» **What is required**:
Search the records below for the word "label". Copy each line where it occurs.

[Items from an interface collection]
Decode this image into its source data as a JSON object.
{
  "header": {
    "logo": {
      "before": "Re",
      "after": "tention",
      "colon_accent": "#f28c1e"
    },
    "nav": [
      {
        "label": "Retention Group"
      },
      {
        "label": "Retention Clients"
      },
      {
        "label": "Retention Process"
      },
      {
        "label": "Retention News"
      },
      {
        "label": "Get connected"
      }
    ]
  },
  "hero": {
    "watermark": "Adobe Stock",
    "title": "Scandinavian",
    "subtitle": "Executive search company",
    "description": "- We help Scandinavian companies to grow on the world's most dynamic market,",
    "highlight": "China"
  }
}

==

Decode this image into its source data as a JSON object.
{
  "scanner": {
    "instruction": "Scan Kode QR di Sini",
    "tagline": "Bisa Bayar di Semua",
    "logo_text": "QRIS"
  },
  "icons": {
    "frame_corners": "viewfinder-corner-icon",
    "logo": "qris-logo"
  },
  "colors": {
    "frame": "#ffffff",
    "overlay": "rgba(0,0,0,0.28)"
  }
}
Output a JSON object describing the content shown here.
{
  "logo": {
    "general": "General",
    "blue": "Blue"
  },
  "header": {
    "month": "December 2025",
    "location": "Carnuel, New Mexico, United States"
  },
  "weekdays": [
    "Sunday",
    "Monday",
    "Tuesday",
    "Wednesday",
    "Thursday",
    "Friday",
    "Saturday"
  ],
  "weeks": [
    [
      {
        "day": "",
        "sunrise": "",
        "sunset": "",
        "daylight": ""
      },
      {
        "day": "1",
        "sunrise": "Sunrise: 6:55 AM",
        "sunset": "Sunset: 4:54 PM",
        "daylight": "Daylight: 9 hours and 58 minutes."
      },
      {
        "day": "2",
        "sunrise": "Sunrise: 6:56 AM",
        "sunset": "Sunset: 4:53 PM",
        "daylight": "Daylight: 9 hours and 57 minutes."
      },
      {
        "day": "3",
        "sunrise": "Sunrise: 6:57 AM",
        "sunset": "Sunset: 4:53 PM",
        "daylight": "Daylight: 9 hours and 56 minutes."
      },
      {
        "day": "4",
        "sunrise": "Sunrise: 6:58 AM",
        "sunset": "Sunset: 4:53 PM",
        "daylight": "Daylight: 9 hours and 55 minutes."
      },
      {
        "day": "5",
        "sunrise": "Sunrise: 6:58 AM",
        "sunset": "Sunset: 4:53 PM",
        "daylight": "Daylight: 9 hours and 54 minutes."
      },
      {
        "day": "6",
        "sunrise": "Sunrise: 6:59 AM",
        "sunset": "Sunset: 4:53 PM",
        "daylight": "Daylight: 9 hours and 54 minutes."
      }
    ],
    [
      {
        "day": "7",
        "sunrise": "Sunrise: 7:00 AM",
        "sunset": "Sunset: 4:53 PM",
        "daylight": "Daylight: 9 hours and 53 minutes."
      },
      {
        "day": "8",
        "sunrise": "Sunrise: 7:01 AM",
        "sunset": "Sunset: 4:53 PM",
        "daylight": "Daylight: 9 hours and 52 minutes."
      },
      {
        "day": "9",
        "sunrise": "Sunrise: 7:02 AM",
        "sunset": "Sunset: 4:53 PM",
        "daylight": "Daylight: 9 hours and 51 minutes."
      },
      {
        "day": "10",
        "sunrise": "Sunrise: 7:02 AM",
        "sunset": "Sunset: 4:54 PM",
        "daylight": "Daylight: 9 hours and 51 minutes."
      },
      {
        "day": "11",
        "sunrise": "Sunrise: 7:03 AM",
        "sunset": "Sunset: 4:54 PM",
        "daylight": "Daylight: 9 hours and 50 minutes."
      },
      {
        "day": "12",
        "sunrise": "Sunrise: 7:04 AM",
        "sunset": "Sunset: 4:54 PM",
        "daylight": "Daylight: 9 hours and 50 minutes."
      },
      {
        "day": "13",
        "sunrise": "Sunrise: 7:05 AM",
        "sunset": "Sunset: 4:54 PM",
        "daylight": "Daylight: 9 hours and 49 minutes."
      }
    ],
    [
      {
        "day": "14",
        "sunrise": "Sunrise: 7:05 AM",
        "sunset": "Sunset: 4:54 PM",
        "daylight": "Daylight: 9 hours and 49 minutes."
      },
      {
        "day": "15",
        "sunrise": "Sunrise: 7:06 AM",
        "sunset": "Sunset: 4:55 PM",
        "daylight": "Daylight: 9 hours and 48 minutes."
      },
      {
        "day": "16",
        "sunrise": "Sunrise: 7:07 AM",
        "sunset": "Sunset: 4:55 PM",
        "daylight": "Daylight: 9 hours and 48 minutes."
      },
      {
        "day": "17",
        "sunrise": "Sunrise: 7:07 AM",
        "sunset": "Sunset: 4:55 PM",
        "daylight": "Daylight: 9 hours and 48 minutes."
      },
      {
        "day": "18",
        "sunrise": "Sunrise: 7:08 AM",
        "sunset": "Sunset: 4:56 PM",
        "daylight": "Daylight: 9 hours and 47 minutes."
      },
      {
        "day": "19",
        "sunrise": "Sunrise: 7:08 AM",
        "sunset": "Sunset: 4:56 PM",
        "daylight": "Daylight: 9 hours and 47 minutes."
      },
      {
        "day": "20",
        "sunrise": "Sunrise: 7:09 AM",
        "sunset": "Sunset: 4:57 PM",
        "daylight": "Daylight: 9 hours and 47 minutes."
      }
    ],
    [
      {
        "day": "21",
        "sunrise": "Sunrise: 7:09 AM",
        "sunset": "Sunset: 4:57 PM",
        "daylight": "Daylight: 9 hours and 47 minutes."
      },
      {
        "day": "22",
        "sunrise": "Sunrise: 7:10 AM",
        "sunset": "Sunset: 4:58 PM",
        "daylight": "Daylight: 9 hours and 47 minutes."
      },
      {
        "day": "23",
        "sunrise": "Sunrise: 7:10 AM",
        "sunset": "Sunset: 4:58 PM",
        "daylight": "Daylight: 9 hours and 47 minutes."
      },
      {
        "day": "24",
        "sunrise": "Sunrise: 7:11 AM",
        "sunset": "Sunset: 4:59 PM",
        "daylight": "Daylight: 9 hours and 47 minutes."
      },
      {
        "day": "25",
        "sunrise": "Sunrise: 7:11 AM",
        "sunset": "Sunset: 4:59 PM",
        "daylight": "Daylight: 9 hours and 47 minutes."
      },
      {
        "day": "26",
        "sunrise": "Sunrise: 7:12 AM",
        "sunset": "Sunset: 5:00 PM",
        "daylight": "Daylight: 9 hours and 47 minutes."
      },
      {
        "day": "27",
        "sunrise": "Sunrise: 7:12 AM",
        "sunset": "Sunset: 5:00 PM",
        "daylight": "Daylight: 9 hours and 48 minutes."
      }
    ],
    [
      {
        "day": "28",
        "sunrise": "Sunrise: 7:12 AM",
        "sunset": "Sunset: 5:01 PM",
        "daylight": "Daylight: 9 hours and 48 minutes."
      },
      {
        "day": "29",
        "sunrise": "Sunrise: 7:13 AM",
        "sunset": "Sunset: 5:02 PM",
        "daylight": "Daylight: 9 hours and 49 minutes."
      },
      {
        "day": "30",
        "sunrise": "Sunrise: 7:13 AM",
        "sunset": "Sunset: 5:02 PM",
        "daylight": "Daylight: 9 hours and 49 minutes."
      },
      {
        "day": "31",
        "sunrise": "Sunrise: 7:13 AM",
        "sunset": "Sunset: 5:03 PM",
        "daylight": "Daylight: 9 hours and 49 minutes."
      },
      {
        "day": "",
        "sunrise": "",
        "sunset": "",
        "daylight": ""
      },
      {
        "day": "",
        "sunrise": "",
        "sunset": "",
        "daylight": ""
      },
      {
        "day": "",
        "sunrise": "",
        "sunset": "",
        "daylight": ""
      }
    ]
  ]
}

» **Response**:
        "label": "Retention Group"
        "label": "Retention Clients"
        "label": "Retention Process"
        "label": "Retention News"
        "label": "Get connected"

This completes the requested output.